Navy officials are looking to move forward with a modular systems approach to speed up acquisition of incremental capabilities and focus delivery efforts for its unmanned maritime systems.
Building on several unmanned undersea vehicle programs started last year, Naval Sea Systems Command (NAVSEA) leadership intends to fund multiple training operations through 2018 in the hopes of opening up the opportunity for industry to test payloads in 2019.
"We want the latest and greatest, but it's got to work before we put it on a system. We got out and test it, but before we go and inject it into a program of record we want that technology to be as proven as it can," Capt. Jon Rucker, Navy program manager for unmanned maritime systems, said during a briefing Thursday at the Surface Navy Association annual symposium in Arlington, Va. "Especially on unmanned systems, which frankly need to get out there quicker."
Rucker pointed to unmanned minehunting units for the Navy's Littoral Combat Ships as an urgent operational need.
Navy officials are in the process of developing incremental capabilities for its Mine Countermeasure Unmanned Surface Vehicles (MCM USVs). The boats can currently handle sweep payloads, and the next step is loading sonar minehunting payloads, according to Rucker.
Raytheon [RTN] and Northrop Grumman [NOC] have been contracted to deliver designs for integrating sonar payloads for the MCM USVs. Rucker expects to select a design for future payloads once the first crafts are delivered around the end of 2018.
The MCM USVs have been adapted to the family of systems approach to allow for modular crafts with easily integrated electrical and mechanical interfaces, according to Rucker.
After standing up its Unmanned Underwater Vehicle (UUV) program in 2017, Rucker said NAVSEA is now looking to move forward with accelerated acquisitions to complete military designs.
The Snakehead large displacement UUV program, intended for long-range ISR missions, was completed in September and is now in the detail design phase for hull materials.
The second accelerated acquisition project, the Orca Extra-Large UUV, also received requirements four months after the program started, instead of the usual process of two to three years.
"Nobody thought we would do what we said we were going to do...from the day we got signed requirements, both the Snakehead and the Orca are accelerated acquisitions," Rucker said. "From the time we got signed requirements to the time we competitively awarded two contracts was 238 days. That's the fastest it's ever been done."
The Navy has Boeing [BA] and Lockheed Martin [LMT] under contract for the UUV program's design phase, which is expected to run through the first quarter of FY '19, according to Rucker.
Rucker believes an incremental approach with a focus on open architecture and modular systems will help shepherd NAVSEA's unmanned systems through 2018.
"This family of systems approach, from the surface and undersea side, if I were to show you what it looked like before, it was helter skelter.
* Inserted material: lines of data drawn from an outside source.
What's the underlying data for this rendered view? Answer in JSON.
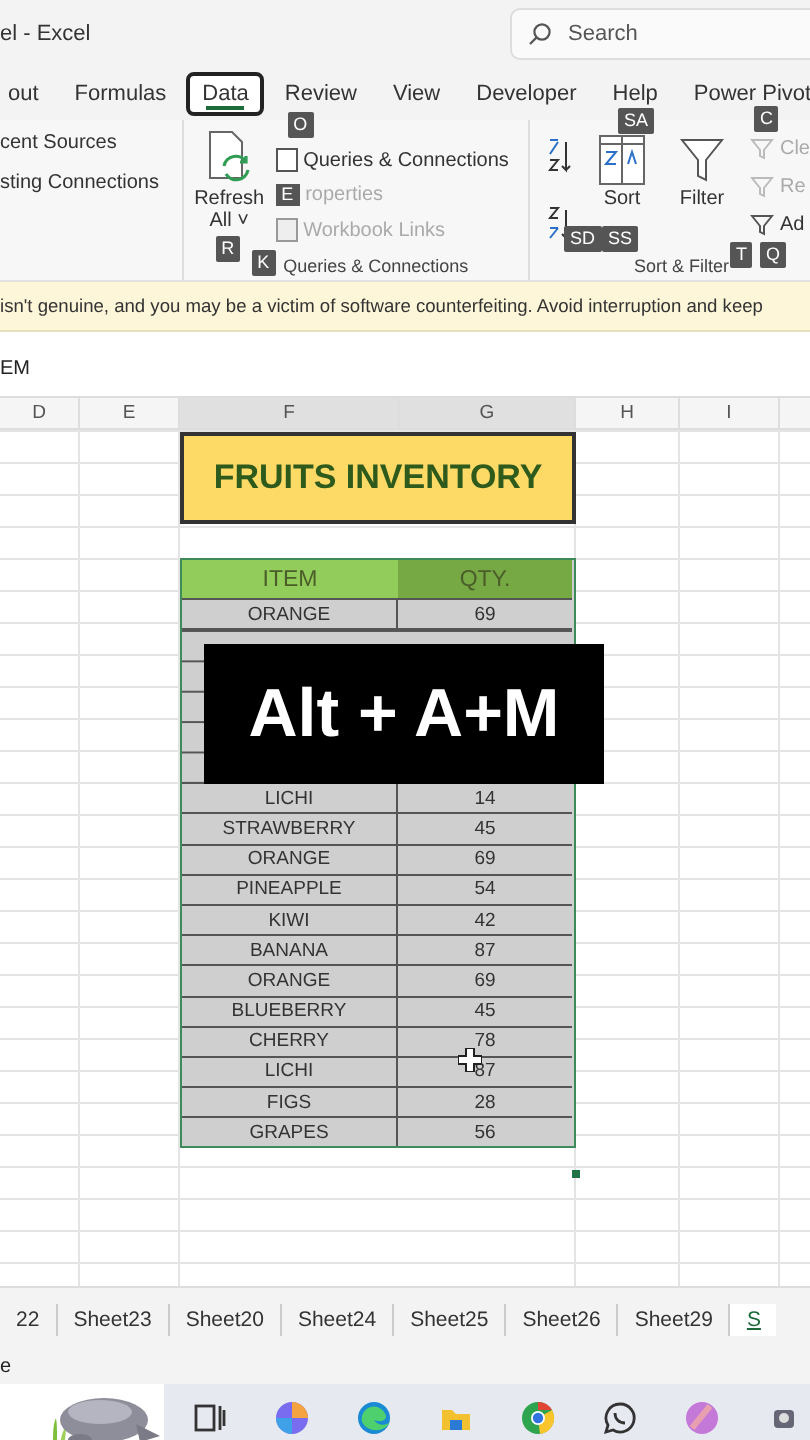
{
  "window": {
    "title": "el - Excel",
    "search": {
      "placeholder": "Search"
    }
  },
  "tabs": [
    {
      "label": "out",
      "selected": false
    },
    {
      "label": "Formulas",
      "selected": false
    },
    {
      "label": "Data",
      "selected": true
    },
    {
      "label": "Review",
      "selected": false
    },
    {
      "label": "View",
      "selected": false
    },
    {
      "label": "Developer",
      "selected": false
    },
    {
      "label": "Help",
      "selected": false
    },
    {
      "label": "Power Pivot",
      "selected": false
    }
  ],
  "ribbon": {
    "get_data": {
      "items": [
        "cent Sources",
        "sting Connections"
      ]
    },
    "queries": {
      "refresh": {
        "label": "Refresh",
        "sub": "All ˅",
        "keytip": "R"
      },
      "items": [
        {
          "label": "Queries & Connections",
          "disabled": false,
          "keytip": "O"
        },
        {
          "label": "roperties",
          "disabled": true,
          "keytip": "E"
        },
        {
          "label": "Workbook Links",
          "disabled": true
        }
      ],
      "group_label": "Queries & Connections",
      "group_keytip": "K"
    },
    "sort_filter": {
      "sort_keytips": [
        "SA",
        "SD",
        "SS"
      ],
      "sort_label": "Sort",
      "filter_label": "Filter",
      "filter_keytip": "T",
      "side_items": [
        {
          "label": "Cle",
          "disabled": true,
          "keytip": "C"
        },
        {
          "label": "Re",
          "disabled": true
        },
        {
          "label": "Ad",
          "disabled": false,
          "keytip": "Q"
        }
      ],
      "group_label": "Sort & Filter"
    }
  },
  "warning_bar": {
    "message": "isn't genuine, and you may be a victim of software counterfeiting. Avoid interruption and keep"
  },
  "formula_bar": {
    "value": "EM"
  },
  "sheet": {
    "columns": [
      "D",
      "E",
      "F",
      "G",
      "H",
      "I"
    ],
    "title": "FRUITS INVENTORY",
    "table": {
      "columns": [
        "ITEM",
        "QTY."
      ],
      "rows_above_caption": [
        {
          "item": "ORANGE",
          "qty": "69"
        }
      ],
      "rows": [
        {
          "item": "LICHI",
          "qty": "14"
        },
        {
          "item": "STRAWBERRY",
          "qty": "45"
        },
        {
          "item": "ORANGE",
          "qty": "69"
        },
        {
          "item": "PINEAPPLE",
          "qty": "54"
        },
        {
          "item": "KIWI",
          "qty": "42"
        },
        {
          "item": "BANANA",
          "qty": "87"
        },
        {
          "item": "ORANGE",
          "qty": "69"
        },
        {
          "item": "BLUEBERRY",
          "qty": "45"
        },
        {
          "item": "CHERRY",
          "qty": "78"
        },
        {
          "item": "LICHI",
          "qty": "87"
        },
        {
          "item": "FIGS",
          "qty": "28"
        },
        {
          "item": "GRAPES",
          "qty": "56"
        }
      ]
    },
    "caption": "Alt + A+M"
  },
  "sheet_tabs": [
    {
      "label": "22",
      "selected": false
    },
    {
      "label": "Sheet23",
      "selected": false
    },
    {
      "label": "Sheet20",
      "selected": false
    },
    {
      "label": "Sheet24",
      "selected": false
    },
    {
      "label": "Sheet25",
      "selected": false
    },
    {
      "label": "Sheet26",
      "selected": false
    },
    {
      "label": "Sheet29",
      "selected": false
    },
    {
      "label": "S",
      "selected": true
    }
  ],
  "status_bar": {
    "text": "e"
  },
  "taskbar": {
    "apps": [
      {
        "kind": "taskview"
      },
      {
        "kind": "copilot"
      },
      {
        "kind": "edge"
      },
      {
        "kind": "files"
      },
      {
        "kind": "chrome"
      },
      {
        "kind": "whatsapp"
      },
      {
        "kind": "orb"
      },
      {
        "kind": "tray"
      }
    ]
  }
}
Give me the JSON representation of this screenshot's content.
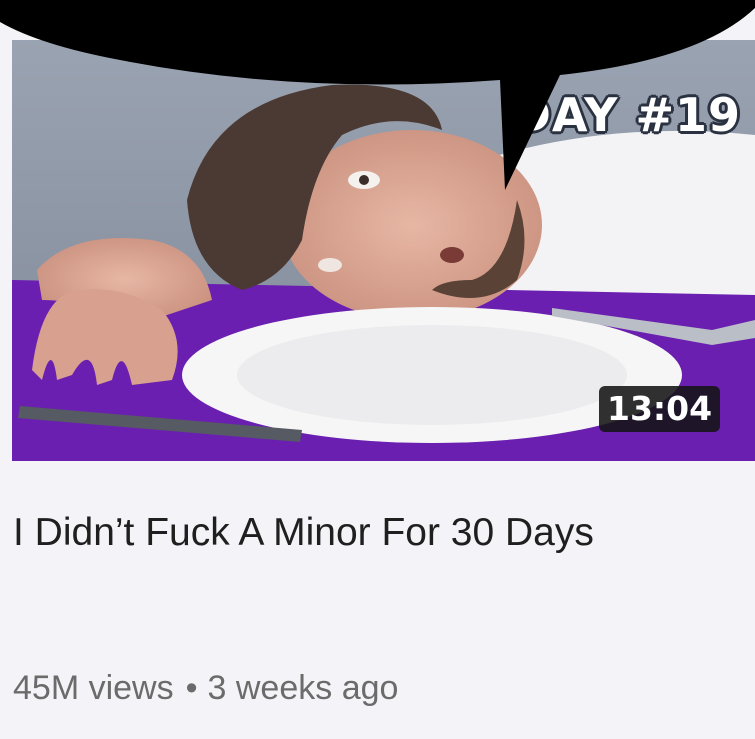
{
  "video": {
    "thumbnail_overlay_text": "DAY #19",
    "duration": "13:04",
    "title": "I Didn’t Fuck A Minor For 30 Days",
    "views": "45M views",
    "separator": "•",
    "age": "3 weeks ago"
  },
  "colors": {
    "background": "#f4f3f7",
    "tablecloth": "#6a1fb0",
    "bubble": "#000000",
    "title_text": "#1f1f1f",
    "meta_text": "#6b6b6b"
  }
}
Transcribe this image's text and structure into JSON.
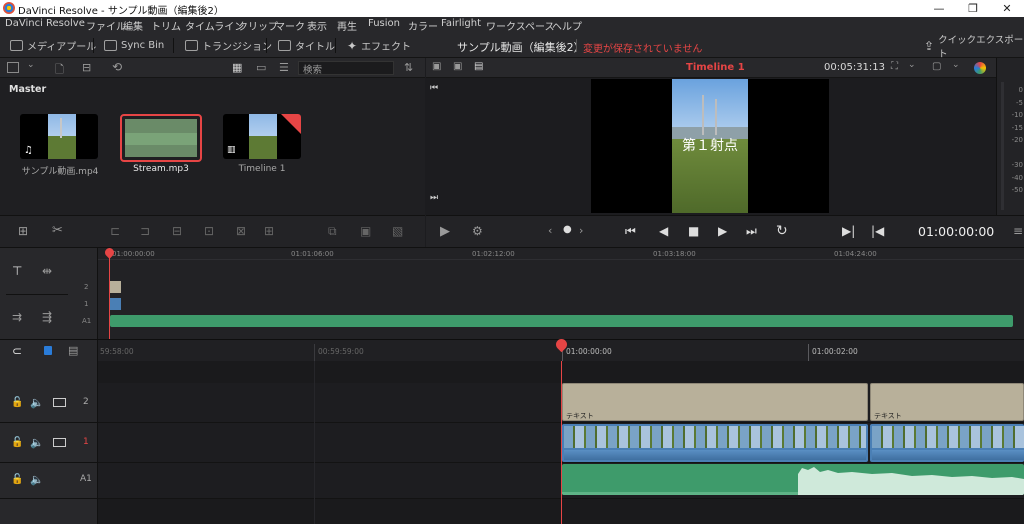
{
  "window": {
    "title": "DaVinci Resolve - サンプル動画（編集後2）",
    "minimize_glyph": "—",
    "maximize_glyph": "❐",
    "close_glyph": "✕"
  },
  "menu": [
    "DaVinci Resolve",
    "ファイル",
    "編集",
    "トリム",
    "タイムライン",
    "クリップ",
    "マーク",
    "表示",
    "再生",
    "Fusion",
    "カラー",
    "Fairlight",
    "ワークスペース",
    "ヘルプ"
  ],
  "toolbar": {
    "media_pool": "メディアプール",
    "sync_bin": "Sync Bin",
    "transitions": "トランジション",
    "titles": "タイトル",
    "effects": "エフェクト",
    "project_name": "サンプル動画（編集後2）",
    "unsaved_status": "変更が保存されていません",
    "quick_export": "クイックエクスポート"
  },
  "media_pool": {
    "search_placeholder": "検索",
    "bin_name": "Master",
    "clips": [
      {
        "name": "サンプル動画.mp4"
      },
      {
        "name": "Stream.mp3"
      },
      {
        "name": "Timeline 1"
      }
    ]
  },
  "viewer": {
    "timeline_name": "Timeline 1",
    "duration": "00:05:31:13",
    "overlay_text": "第１射点",
    "timecode": "01:00:00:00"
  },
  "meter": {
    "scale": [
      "0",
      "-5",
      "-10",
      "-15",
      "-20",
      "-30",
      "-40",
      "-50"
    ]
  },
  "overview": {
    "ticks": [
      "01:00:00:00",
      "01:01:06:00",
      "01:02:12:00",
      "01:03:18:00",
      "01:04:24:00"
    ],
    "tracks": [
      "2",
      "1",
      "A1"
    ]
  },
  "timeline": {
    "ticks": [
      "59:58:00",
      "00:59:59:00",
      "01:00:00:00",
      "01:00:02:00"
    ],
    "tracks": [
      {
        "label": "2"
      },
      {
        "label": "1"
      },
      {
        "label": "A1"
      }
    ],
    "title_clip_labels": [
      "テキスト",
      "テキスト"
    ]
  },
  "colors": {
    "accent_red": "#e64545",
    "audio_green": "#3e9b6b",
    "title_clip": "#b8b09a",
    "video_clip_bar": "#4a7fb5"
  }
}
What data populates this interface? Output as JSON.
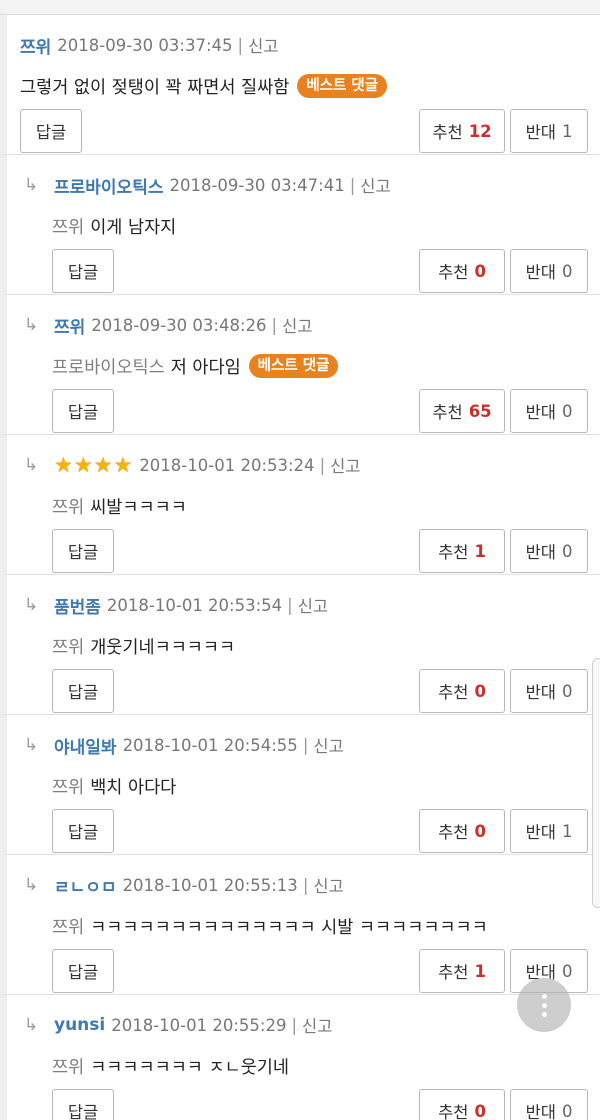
{
  "labels": {
    "reply": "답글",
    "up": "추천",
    "down": "반대",
    "report": "신고",
    "best": "베스트 댓글",
    "arrow": "↳",
    "sep": "|"
  },
  "colors": {
    "author": "#3f79b0",
    "badge": "#e8821f",
    "vote_red": "#c9302c"
  },
  "comments": [
    {
      "author": "쯔위",
      "date": "2018-09-30 03:37:45",
      "mention": "",
      "text": "그렇거 없이 젖탱이 꽉 짜면서 질싸함",
      "best": true,
      "up": "12",
      "down": "1"
    },
    {
      "author": "프로바이오틱스",
      "date": "2018-09-30 03:47:41",
      "mention": "쯔위",
      "text": "이게 남자지",
      "best": false,
      "up": "0",
      "down": "0"
    },
    {
      "author": "쯔위",
      "date": "2018-09-30 03:48:26",
      "mention": "프로바이오틱스",
      "text": "저 아다임",
      "best": true,
      "up": "65",
      "down": "0"
    },
    {
      "author": "★★★★",
      "date": "2018-10-01 20:53:24",
      "mention": "쯔위",
      "text": "씨발ㅋㅋㅋㅋ",
      "best": false,
      "up": "1",
      "down": "0"
    },
    {
      "author": "품번좀",
      "date": "2018-10-01 20:53:54",
      "mention": "쯔위",
      "text": "개웃기네ㅋㅋㅋㅋㅋ",
      "best": false,
      "up": "0",
      "down": "0"
    },
    {
      "author": "야내일봐",
      "date": "2018-10-01 20:54:55",
      "mention": "쯔위",
      "text": "백치 아다다",
      "best": false,
      "up": "0",
      "down": "1"
    },
    {
      "author": "ㄹㄴㅇㅁ",
      "date": "2018-10-01 20:55:13",
      "mention": "쯔위",
      "text": "ㅋㅋㅋㅋㅋㅋㅋㅋㅋㅋㅋㅋㅋㅋ 시발 ㅋㅋㅋㅋㅋㅋㅋㅋ",
      "best": false,
      "up": "1",
      "down": "0"
    },
    {
      "author": "yunsi",
      "date": "2018-10-01 20:55:29",
      "mention": "쯔위",
      "text": "ㅋㅋㅋㅋㅋㅋㅋ ㅈㄴ웃기네",
      "best": false,
      "up": "0",
      "down": "0"
    }
  ]
}
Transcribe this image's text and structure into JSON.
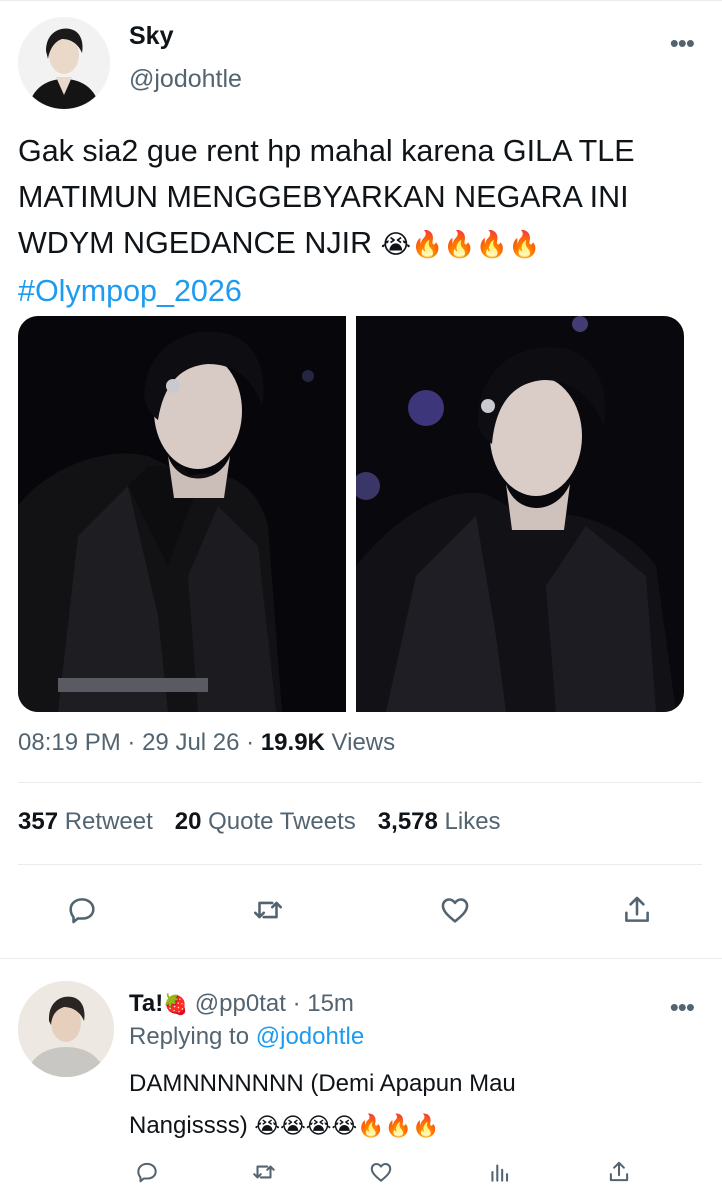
{
  "tweet": {
    "author_name": "Sky",
    "author_handle": "@jodohtle",
    "more_label": "•••",
    "text_lines": [
      "Gak sia2 gue rent hp mahal karena GILA TLE",
      "MATIMUN MENGGEBYARKAN NEGARA INI",
      "WDYM NGEDANCE NJIR"
    ],
    "text_emojis": "😭🔥🔥🔥🔥",
    "hashtag": "#Olympop_2026",
    "time": "08:19 PM",
    "date": "29 Jul 26",
    "separator": "·",
    "views_count": "19.9K",
    "views_label": "Views",
    "retweet_count": "357",
    "retweet_label": "Retweet",
    "quote_count": "20",
    "quote_label": "Quote Tweets",
    "likes_count": "3,578",
    "likes_label": "Likes",
    "actions": [
      "reply-icon",
      "retweet-icon",
      "like-icon",
      "share-icon"
    ]
  },
  "reply": {
    "author_name": "Ta!",
    "name_emoji": "🍓",
    "author_handle": "@pp0tat",
    "separator": "·",
    "time_ago": "15m",
    "more_label": "•••",
    "replying_prefix": "Replying to",
    "replying_to": "@jodohtle",
    "text_lines": [
      "DAMNNNNNNN (Demi Apapun Mau",
      "Nangissss)"
    ],
    "text_emojis": "😭😭😭😭🔥🔥🔥",
    "actions": [
      "reply-icon",
      "retweet-icon",
      "like-icon",
      "analytics-icon",
      "share-icon"
    ]
  },
  "colors": {
    "link": "#1d9bf0",
    "secondary_text": "#536471",
    "primary_text": "#0f1419",
    "divider": "#e6ecf0"
  }
}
Now these focused lines of effort have helped us work with industry to focus on where to invest our technology dollars," Rucker said